Two books that were chosen for display provide interesting examples of such representations of communication and collaboration. One, to be found in a case, is a book titled, Ta Tsing Leu Lee (transliterated today as Dà Qīng Lǚlì 大清律例, The Laws and Procedures of the Great Qīng Dynasty), translated by George Staunton in 1810. He translated a significant part of the Qing Penal Code and this was the first direct English translation of a Chinese text.
The other’s image is found on the wall next to the case, just before heading down to the lower gallery. This is a Latin-Chinese dictionary that was compiled in 1745 and acquired by the Augustinian missionary Padre Adeodato in Peking (Beijing). What makes this particular dictionary unusual is that it is Latin-Chinese, rather than Chinese-Latin. This dictionary was painstakingly conserved a few years ago and you can read about the process in this blogpost.
These books came into being because of a combination of historical occurrences: the significance of cross-cultural contacts, such as the Jesuits in China that began in the sixteenth century, and the expansion of global trade during the eighteenth century. They are fascinating objects in what they reveal but also in what they conceal.
They invite us to think globally and consider not only the language and cultural skills required that enabled the production of these books but also the desire for knowledge acquisition and dissemination. But behind the pages, the books hide the dangers translators face when political conditions are not favourable (as demonstrated in Henrietta Harrison’s The Perils of Interpreting) as well as the complicated process of getting meaning across when translating sensitive materials (how does one, for example, take a word heavy with cultural connotation and transmit it to an audience whose frameworks are very different?).
But translated these books were, and they formed an important part in shaping ideas of and about China.
On Tuesday 28 November, 6.30 p.m., we will hold the 4th joint event with the Levantine Heritage Foundation at the Royal Asiatic Society, when Stephen Boys Smith will lecture on ‘Through Consular Eyes: Thomas Sandwith, British Levant Consul 1855-1891’ using Sandwith’s reports to the Foreign Office and his successive Ambassadors to examine British involvement in the Levant in the second half of the nineteenth century. All are welcome to attend but booking is essential via eventbrite. If you wish to attend via zoom please contact Matty Bradley.

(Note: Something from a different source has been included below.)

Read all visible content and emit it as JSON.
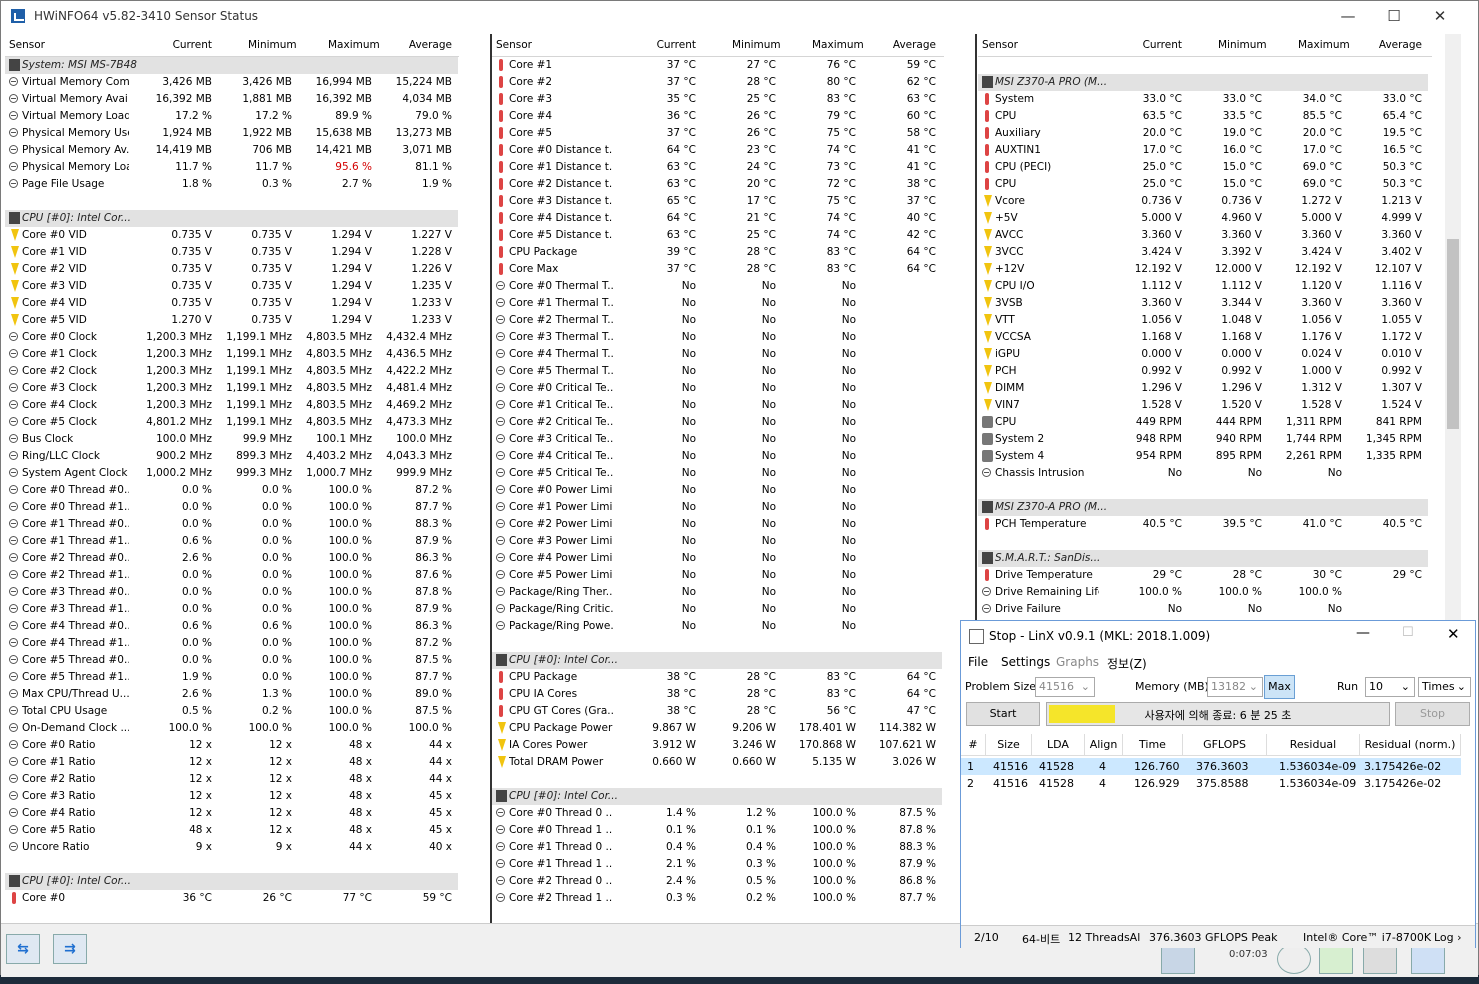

And on Friday 1 December, 7pm, this time at the Djam Lecture Theatre, SOAS Main Building, (10 Thornhaugh Street, London, WC1H 0XG) the Royal Asiatic Society join with the Society for Anglo-Chinese Understanding and the SOAS Chinese Culture Society for the Meridian Society’s event when Jessica Harrison-Hall the British Museum’s Head of China Section and the China’s Hidden Century exhibition’s lead curator, will give a retrospective view of the exhibition. After her talk she will be joined by Dr Lars Laamann, Senior Lecturer in the History of China at SOAS, and Dr Hwee-San Tan, Research Associate in Ethnomusicology at SOAS, for a panel discussion on this period of history. There will also be by performances of Qing court music by the SOAS Sizhu Ensemble. The event is free, but donations are welcome and all proceeds will go to the SOAS Sizhu Ensemble to fund their trip to Portugal next year. Please RSVP to firstname.lastname@example.org if you are planning to attend.